The Kaplan New Works Series consists of five world premieres by choreographers Dana Genshaft and Helen Pickett, as well as by Cincinnati Ballet’s Principal Dancer Melissa Gelfin De-Poli, Corps de Ballet Dancer Taylor Carrasco, and Resident Choreographer Jennifer Archibald.
“It’s exciting to have dance in a new archival format,” Archibald says. “To have dance on film and be able to have shows exposed to everyone around the world and not necessarily people who live down the street is a whole different level of exposure for us as artists.”
Archibald’s Pursuit will be one of the five works presented digitally. Pursuit is a play on the fearlessness and sexual power of madams in the 19th century. “I was asked to do a work about the power of women. I wanted to investigate the women back in time that were the ‘madams of the night’ and how they were the true feminists,” Archibald says. “The play of power and sexuality and the play of power on a financial level was really interesting to me. I took a twist on the women’s suffrage movement and wanted to show something a little bit edgier.”

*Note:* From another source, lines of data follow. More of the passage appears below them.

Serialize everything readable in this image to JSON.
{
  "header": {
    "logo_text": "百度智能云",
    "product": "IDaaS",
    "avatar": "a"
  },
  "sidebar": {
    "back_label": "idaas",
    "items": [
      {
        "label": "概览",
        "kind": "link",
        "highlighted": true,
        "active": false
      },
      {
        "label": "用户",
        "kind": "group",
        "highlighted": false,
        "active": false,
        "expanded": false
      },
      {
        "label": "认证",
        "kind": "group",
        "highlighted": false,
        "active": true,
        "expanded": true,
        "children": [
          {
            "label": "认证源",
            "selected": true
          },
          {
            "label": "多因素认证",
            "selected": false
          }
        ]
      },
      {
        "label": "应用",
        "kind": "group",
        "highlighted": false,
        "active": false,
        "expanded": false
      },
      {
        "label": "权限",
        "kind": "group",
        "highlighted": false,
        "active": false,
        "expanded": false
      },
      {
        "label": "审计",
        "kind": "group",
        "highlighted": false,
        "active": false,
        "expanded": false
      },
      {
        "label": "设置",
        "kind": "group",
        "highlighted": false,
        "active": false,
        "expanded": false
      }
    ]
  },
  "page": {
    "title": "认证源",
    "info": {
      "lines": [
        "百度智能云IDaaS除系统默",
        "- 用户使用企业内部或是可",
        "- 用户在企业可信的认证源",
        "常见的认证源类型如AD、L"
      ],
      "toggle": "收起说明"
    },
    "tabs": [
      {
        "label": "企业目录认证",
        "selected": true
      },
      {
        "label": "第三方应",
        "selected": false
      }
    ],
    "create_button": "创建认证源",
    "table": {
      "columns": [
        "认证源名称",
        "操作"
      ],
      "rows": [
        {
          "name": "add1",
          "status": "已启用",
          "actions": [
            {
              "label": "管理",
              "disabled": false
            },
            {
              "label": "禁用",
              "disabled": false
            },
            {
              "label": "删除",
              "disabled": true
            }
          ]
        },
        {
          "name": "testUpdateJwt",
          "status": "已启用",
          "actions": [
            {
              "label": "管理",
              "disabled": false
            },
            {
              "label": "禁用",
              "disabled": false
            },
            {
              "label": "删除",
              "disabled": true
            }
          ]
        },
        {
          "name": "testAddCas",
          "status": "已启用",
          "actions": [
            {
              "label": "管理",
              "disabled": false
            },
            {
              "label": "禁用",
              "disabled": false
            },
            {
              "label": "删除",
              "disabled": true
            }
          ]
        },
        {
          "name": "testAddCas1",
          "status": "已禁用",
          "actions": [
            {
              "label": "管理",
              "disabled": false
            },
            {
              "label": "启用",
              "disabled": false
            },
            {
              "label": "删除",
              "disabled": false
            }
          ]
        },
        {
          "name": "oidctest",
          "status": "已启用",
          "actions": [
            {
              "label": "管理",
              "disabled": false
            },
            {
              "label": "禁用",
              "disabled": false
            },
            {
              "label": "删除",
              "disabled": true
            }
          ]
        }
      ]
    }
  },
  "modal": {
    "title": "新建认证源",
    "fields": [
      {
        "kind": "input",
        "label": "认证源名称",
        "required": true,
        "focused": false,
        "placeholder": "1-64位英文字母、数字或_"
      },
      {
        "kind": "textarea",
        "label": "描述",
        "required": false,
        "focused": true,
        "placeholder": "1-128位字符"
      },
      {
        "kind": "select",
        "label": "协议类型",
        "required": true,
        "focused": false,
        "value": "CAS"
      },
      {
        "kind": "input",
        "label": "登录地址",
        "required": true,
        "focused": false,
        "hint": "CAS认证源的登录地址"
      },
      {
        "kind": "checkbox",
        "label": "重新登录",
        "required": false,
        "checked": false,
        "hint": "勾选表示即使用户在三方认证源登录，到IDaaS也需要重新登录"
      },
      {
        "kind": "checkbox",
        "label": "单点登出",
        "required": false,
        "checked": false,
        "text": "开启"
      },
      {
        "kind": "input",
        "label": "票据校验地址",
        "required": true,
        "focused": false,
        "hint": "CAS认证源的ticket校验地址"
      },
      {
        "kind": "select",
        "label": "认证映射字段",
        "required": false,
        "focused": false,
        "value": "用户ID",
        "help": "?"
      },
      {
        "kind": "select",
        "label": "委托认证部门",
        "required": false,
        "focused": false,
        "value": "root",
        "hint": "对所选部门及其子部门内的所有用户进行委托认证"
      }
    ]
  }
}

In 2017, Cincinnati Ballet’s Artistic Director Victoria Morgan appointed Archibald as Resident Choreographer, making her the first woman and woman of color to fill the position. Creating work for the 2020–2021 season looked different for Archibald than it had in years prior.
Although Archibald says that digital performances create a new level of exposure for artists like her, the pandemic has also created a barrier between choreographers and dancers. “Choreographing through COVID has definitely been challenging for a lot of choreographers,” she says. “Many ballet companies are turning their live theater shows into film. For me, I feel disconnected from the dancers. My ability to be able to look at details and nuances stylistically is difficult to see through Zoom. Transmitting energy between myself and the dancers is a very real aspect of my work.”
Because Pursuit was choreographed through video streaming in consideration for Archibald and the dancers’ health, Archibald says it was important for her to go to Cincinnati to see the performance live before it was filmed. “There are a lot of extra things that are involved in the process,” she says. “When I was live in the studio, you could really see some of the details that were lost through Zoom. I had to do some recovery when I had my last moments in the studio with the dancers.”